Each entry that follows is to be retyped exactly. Pictures do not belong in the copy.

┌──

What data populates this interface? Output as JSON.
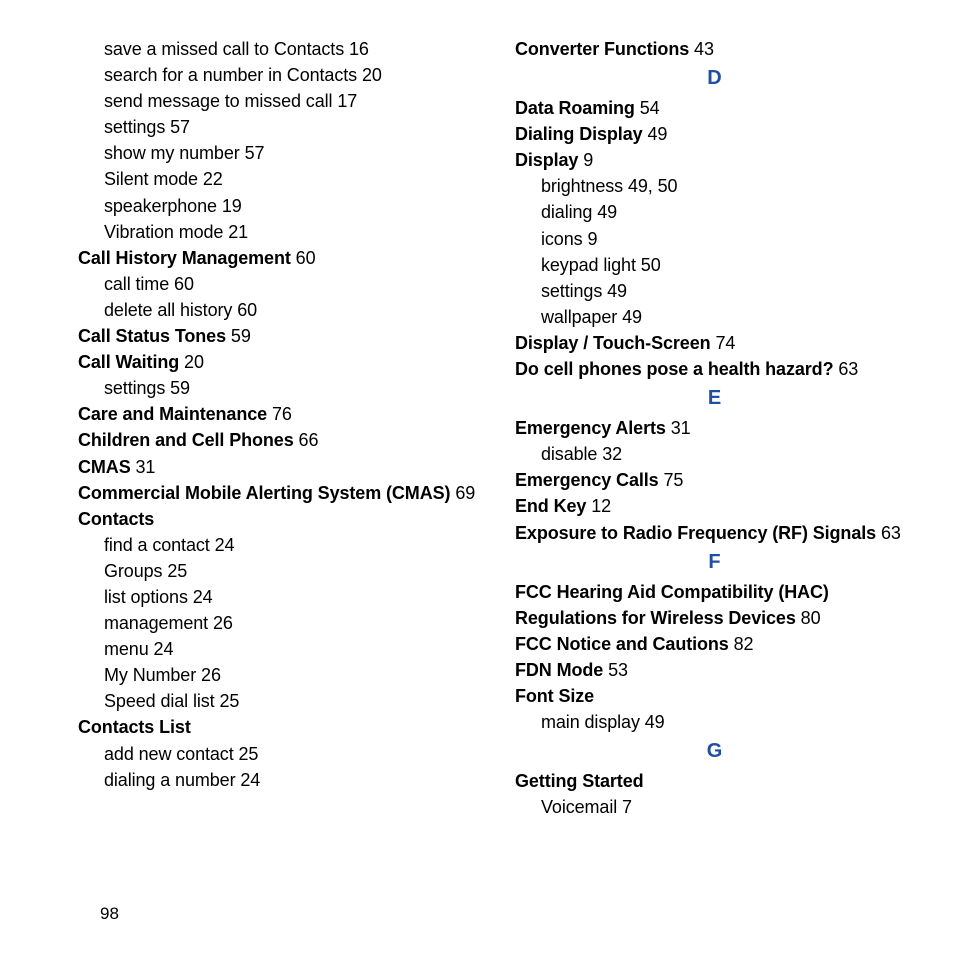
{
  "page_number": "98",
  "letters": {
    "D": "D",
    "E": "E",
    "F": "F",
    "G": "G"
  },
  "left_column": [
    {
      "type": "sub",
      "text": "save a missed call to Contacts",
      "page": "16"
    },
    {
      "type": "sub",
      "text": "search for a number in Contacts",
      "page": "20"
    },
    {
      "type": "sub",
      "text": "send message to missed call",
      "page": "17"
    },
    {
      "type": "sub",
      "text": "settings",
      "page": "57"
    },
    {
      "type": "sub",
      "text": "show my number",
      "page": "57"
    },
    {
      "type": "sub",
      "text": "Silent mode",
      "page": "22"
    },
    {
      "type": "sub",
      "text": "speakerphone",
      "page": "19"
    },
    {
      "type": "sub",
      "text": "Vibration mode",
      "page": "21"
    },
    {
      "type": "main",
      "text": "Call History Management",
      "page": "60"
    },
    {
      "type": "sub",
      "text": "call time",
      "page": "60"
    },
    {
      "type": "sub",
      "text": "delete all history",
      "page": "60"
    },
    {
      "type": "main",
      "text": "Call Status Tones",
      "page": "59"
    },
    {
      "type": "main",
      "text": "Call Waiting",
      "page": "20"
    },
    {
      "type": "sub",
      "text": "settings",
      "page": "59"
    },
    {
      "type": "main",
      "text": "Care and Maintenance",
      "page": "76"
    },
    {
      "type": "main",
      "text": "Children and Cell Phones",
      "page": "66"
    },
    {
      "type": "main",
      "text": "CMAS",
      "page": "31"
    },
    {
      "type": "main",
      "text": "Commercial Mobile Alerting System (CMAS)",
      "page": "69"
    },
    {
      "type": "main",
      "text": "Contacts",
      "page": ""
    },
    {
      "type": "sub",
      "text": "find a contact",
      "page": "24"
    },
    {
      "type": "sub",
      "text": "Groups",
      "page": "25"
    },
    {
      "type": "sub",
      "text": "list options",
      "page": "24"
    },
    {
      "type": "sub",
      "text": "management",
      "page": "26"
    },
    {
      "type": "sub",
      "text": "menu",
      "page": "24"
    },
    {
      "type": "sub",
      "text": "My Number",
      "page": "26"
    },
    {
      "type": "sub",
      "text": "Speed dial list",
      "page": "25"
    },
    {
      "type": "main",
      "text": "Contacts List",
      "page": ""
    },
    {
      "type": "sub",
      "text": "add new contact",
      "page": "25"
    },
    {
      "type": "sub",
      "text": "dialing a number",
      "page": "24"
    }
  ],
  "right_column": [
    {
      "type": "main",
      "text": "Converter Functions",
      "page": "43"
    },
    {
      "type": "letter",
      "key": "D"
    },
    {
      "type": "main",
      "text": "Data Roaming",
      "page": "54"
    },
    {
      "type": "main",
      "text": "Dialing Display",
      "page": "49"
    },
    {
      "type": "main",
      "text": "Display",
      "page": "9"
    },
    {
      "type": "sub",
      "text": "brightness",
      "page": "49, 50"
    },
    {
      "type": "sub",
      "text": "dialing",
      "page": "49"
    },
    {
      "type": "sub",
      "text": "icons",
      "page": "9"
    },
    {
      "type": "sub",
      "text": "keypad light",
      "page": "50"
    },
    {
      "type": "sub",
      "text": "settings",
      "page": "49"
    },
    {
      "type": "sub",
      "text": "wallpaper",
      "page": "49"
    },
    {
      "type": "main",
      "text": "Display / Touch-Screen",
      "page": "74"
    },
    {
      "type": "main",
      "text": "Do cell phones pose a health hazard?",
      "page": "63"
    },
    {
      "type": "letter",
      "key": "E"
    },
    {
      "type": "main",
      "text": "Emergency Alerts",
      "page": "31"
    },
    {
      "type": "sub",
      "text": "disable",
      "page": "32"
    },
    {
      "type": "main",
      "text": "Emergency Calls",
      "page": "75"
    },
    {
      "type": "main",
      "text": "End Key",
      "page": "12"
    },
    {
      "type": "main",
      "text": "Exposure to Radio Frequency (RF) Signals",
      "page": "63"
    },
    {
      "type": "letter",
      "key": "F"
    },
    {
      "type": "main",
      "text": "FCC Hearing Aid Compatibility (HAC) Regulations for Wireless Devices",
      "page": "80"
    },
    {
      "type": "main",
      "text": "FCC Notice and Cautions",
      "page": "82"
    },
    {
      "type": "main",
      "text": "FDN Mode",
      "page": "53"
    },
    {
      "type": "main",
      "text": "Font Size",
      "page": ""
    },
    {
      "type": "sub",
      "text": "main display",
      "page": "49"
    },
    {
      "type": "letter",
      "key": "G"
    },
    {
      "type": "main",
      "text": "Getting Started",
      "page": ""
    },
    {
      "type": "sub",
      "text": "Voicemail",
      "page": "7"
    }
  ]
}
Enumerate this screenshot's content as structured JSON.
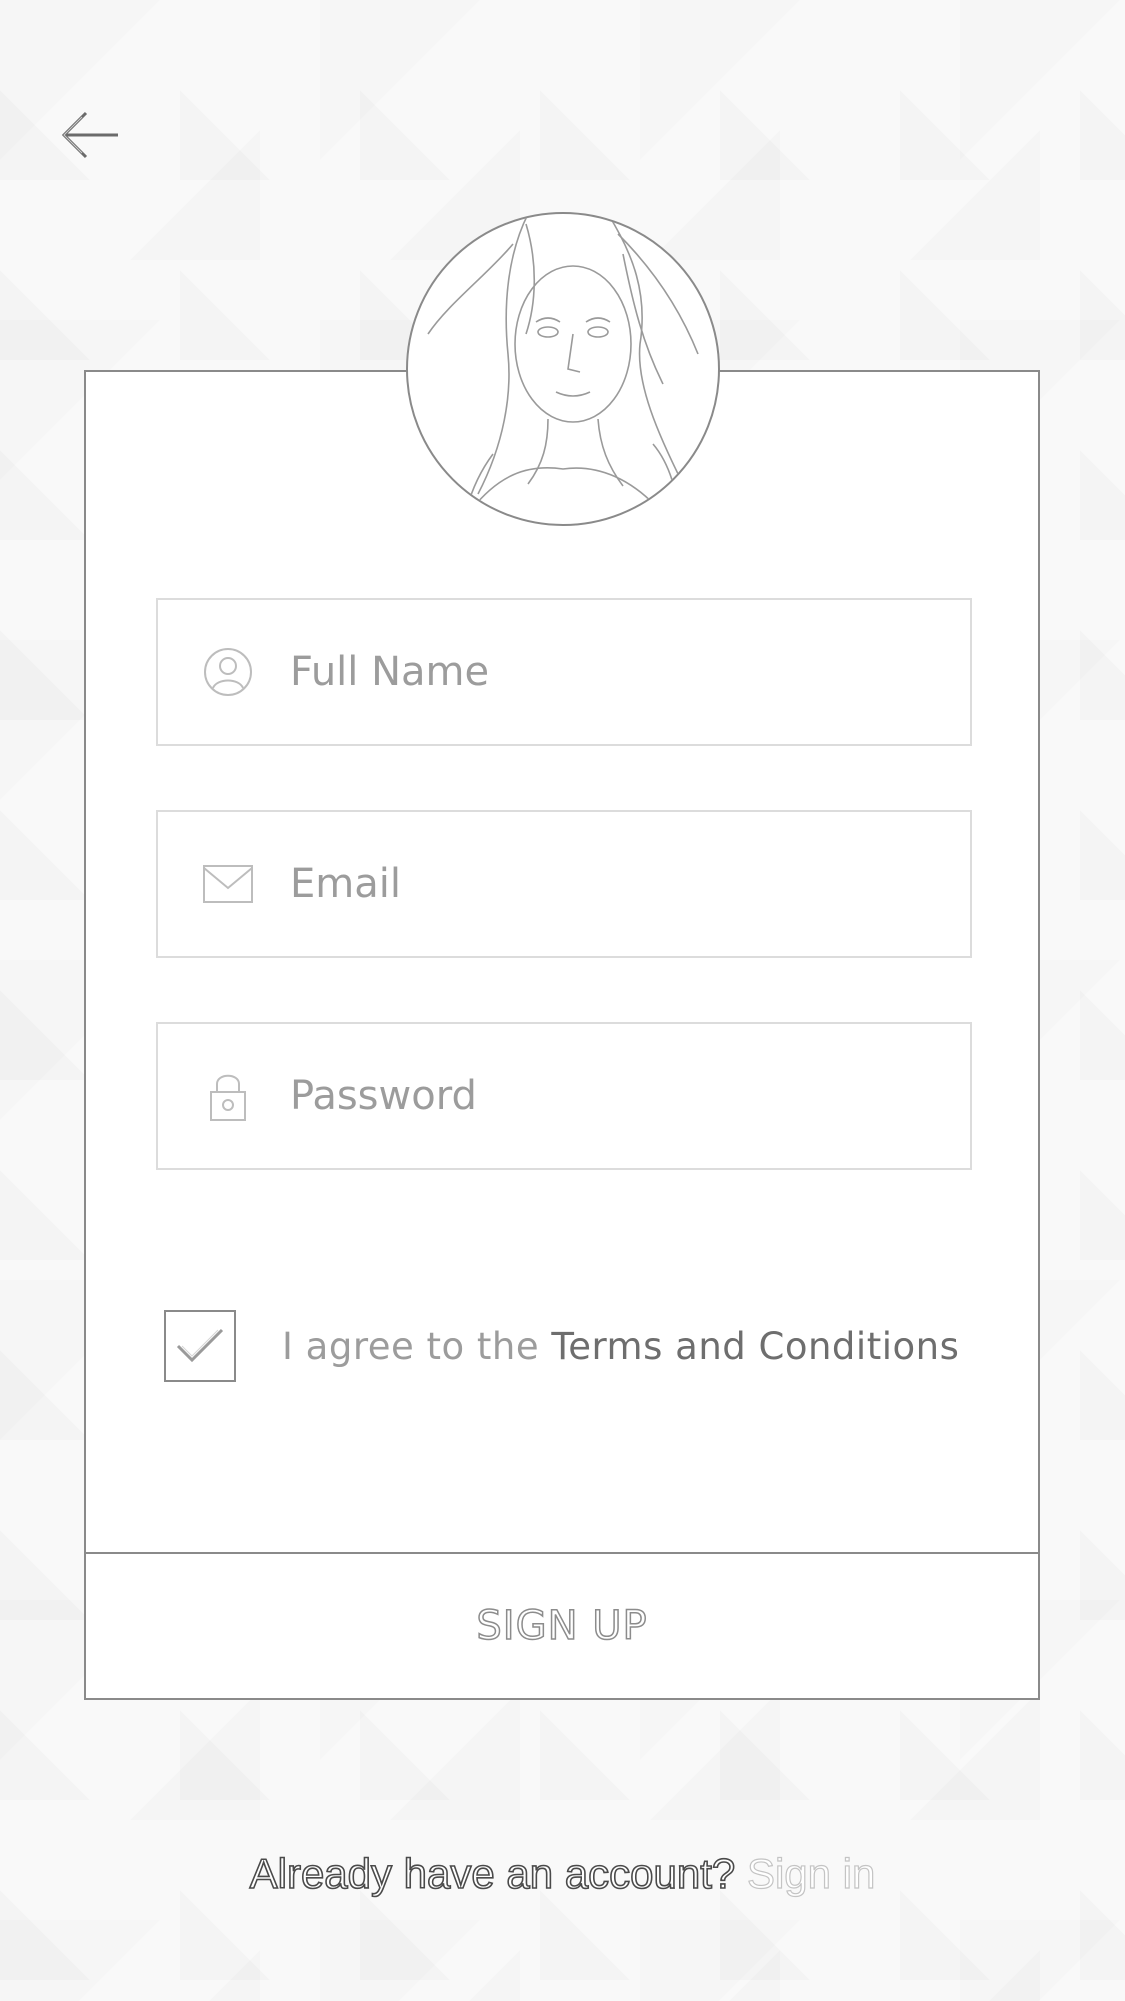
{
  "nav": {
    "back_icon": "arrow-left-icon"
  },
  "profile": {
    "avatar_icon": "portrait-avatar"
  },
  "form": {
    "full_name": {
      "placeholder": "Full Name",
      "value": "",
      "icon": "user-icon"
    },
    "email": {
      "placeholder": "Email",
      "value": "",
      "icon": "mail-icon"
    },
    "password": {
      "placeholder": "Password",
      "value": "",
      "icon": "lock-icon"
    }
  },
  "terms": {
    "checked": true,
    "prefix": "I agree to the ",
    "link": "Terms and Conditions"
  },
  "signup_button": "SIGN UP",
  "footer": {
    "prompt": "Already have an account? ",
    "link": "Sign in"
  }
}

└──

## FINISHED TASK
What data populates this interface? Output as JSON.
{
  "page_number": "98",
  "letters": {
    "D": "D",
    "E": "E",
    "F": "F",
    "G": "G"
  },
  "left_column": [
    {
      "type": "sub",
      "text": "save a missed call to Contacts",
      "page": "16"
    },
    {
      "type": "sub",
      "text": "search for a number in Contacts",
      "page": "20"
    },
    {
      "type": "sub",
      "text": "send message to missed call",
      "page": "17"
    },
    {
      "type": "sub",
      "text": "settings",
      "page": "57"
    },
    {
      "type": "sub",
      "text": "show my number",
      "page": "57"
    },
    {
      "type": "sub",
      "text": "Silent mode",
      "page": "22"
    },
    {
      "type": "sub",
      "text": "speakerphone",
      "page": "19"
    },
    {
      "type": "sub",
      "text": "Vibration mode",
      "page": "21"
    },
    {
      "type": "main",
      "text": "Call History Management",
      "page": "60"
    },
    {
      "type": "sub",
      "text": "call time",
      "page": "60"
    },
    {
      "type": "sub",
      "text": "delete all history",
      "page": "60"
    },
    {
      "type": "main",
      "text": "Call Status Tones",
      "page": "59"
    },
    {
      "type": "main",
      "text": "Call Waiting",
      "page": "20"
    },
    {
      "type": "sub",
      "text": "settings",
      "page": "59"
    },
    {
      "type": "main",
      "text": "Care and Maintenance",
      "page": "76"
    },
    {
      "type": "main",
      "text": "Children and Cell Phones",
      "page": "66"
    },
    {
      "type": "main",
      "text": "CMAS",
      "page": "31"
    },
    {
      "type": "main",
      "text": "Commercial Mobile Alerting System (CMAS)",
      "page": "69"
    },
    {
      "type": "main",
      "text": "Contacts",
      "page": ""
    },
    {
      "type": "sub",
      "text": "find a contact",
      "page": "24"
    },
    {
      "type": "sub",
      "text": "Groups",
      "page": "25"
    },
    {
      "type": "sub",
      "text": "list options",
      "page": "24"
    },
    {
      "type": "sub",
      "text": "management",
      "page": "26"
    },
    {
      "type": "sub",
      "text": "menu",
      "page": "24"
    },
    {
      "type": "sub",
      "text": "My Number",
      "page": "26"
    },
    {
      "type": "sub",
      "text": "Speed dial list",
      "page": "25"
    },
    {
      "type": "main",
      "text": "Contacts List",
      "page": ""
    },
    {
      "type": "sub",
      "text": "add new contact",
      "page": "25"
    },
    {
      "type": "sub",
      "text": "dialing a number",
      "page": "24"
    }
  ],
  "right_column": [
    {
      "type": "main",
      "text": "Converter Functions",
      "page": "43"
    },
    {
      "type": "letter",
      "key": "D"
    },
    {
      "type": "main",
      "text": "Data Roaming",
      "page": "54"
    },
    {
      "type": "main",
      "text": "Dialing Display",
      "page": "49"
    },
    {
      "type": "main",
      "text": "Display",
      "page": "9"
    },
    {
      "type": "sub",
      "text": "brightness",
      "page": "49, 50"
    },
    {
      "type": "sub",
      "text": "dialing",
      "page": "49"
    },
    {
      "type": "sub",
      "text": "icons",
      "page": "9"
    },
    {
      "type": "sub",
      "text": "keypad light",
      "page": "50"
    },
    {
      "type": "sub",
      "text": "settings",
      "page": "49"
    },
    {
      "type": "sub",
      "text": "wallpaper",
      "page": "49"
    },
    {
      "type": "main",
      "text": "Display / Touch-Screen",
      "page": "74"
    },
    {
      "type": "main",
      "text": "Do cell phones pose a health hazard?",
      "page": "63"
    },
    {
      "type": "letter",
      "key": "E"
    },
    {
      "type": "main",
      "text": "Emergency Alerts",
      "page": "31"
    },
    {
      "type": "sub",
      "text": "disable",
      "page": "32"
    },
    {
      "type": "main",
      "text": "Emergency Calls",
      "page": "75"
    },
    {
      "type": "main",
      "text": "End Key",
      "page": "12"
    },
    {
      "type": "main",
      "text": "Exposure to Radio Frequency (RF) Signals",
      "page": "63"
    },
    {
      "type": "letter",
      "key": "F"
    },
    {
      "type": "main",
      "text": "FCC Hearing Aid Compatibility (HAC) Regulations for Wireless Devices",
      "page": "80"
    },
    {
      "type": "main",
      "text": "FCC Notice and Cautions",
      "page": "82"
    },
    {
      "type": "main",
      "text": "FDN Mode",
      "page": "53"
    },
    {
      "type": "main",
      "text": "Font Size",
      "page": ""
    },
    {
      "type": "sub",
      "text": "main display",
      "page": "49"
    },
    {
      "type": "letter",
      "key": "G"
    },
    {
      "type": "main",
      "text": "Getting Started",
      "page": ""
    },
    {
      "type": "sub",
      "text": "Voicemail",
      "page": "7"
    }
  ]
}
Enumerate this screenshot's content as structured JSON.
{
  "nav": {
    "back_icon": "arrow-left-icon"
  },
  "profile": {
    "avatar_icon": "portrait-avatar"
  },
  "form": {
    "full_name": {
      "placeholder": "Full Name",
      "value": "",
      "icon": "user-icon"
    },
    "email": {
      "placeholder": "Email",
      "value": "",
      "icon": "mail-icon"
    },
    "password": {
      "placeholder": "Password",
      "value": "",
      "icon": "lock-icon"
    }
  },
  "terms": {
    "checked": true,
    "prefix": "I agree to the ",
    "link": "Terms and Conditions"
  },
  "signup_button": "SIGN UP",
  "footer": {
    "prompt": "Already have an account? ",
    "link": "Sign in"
  }
}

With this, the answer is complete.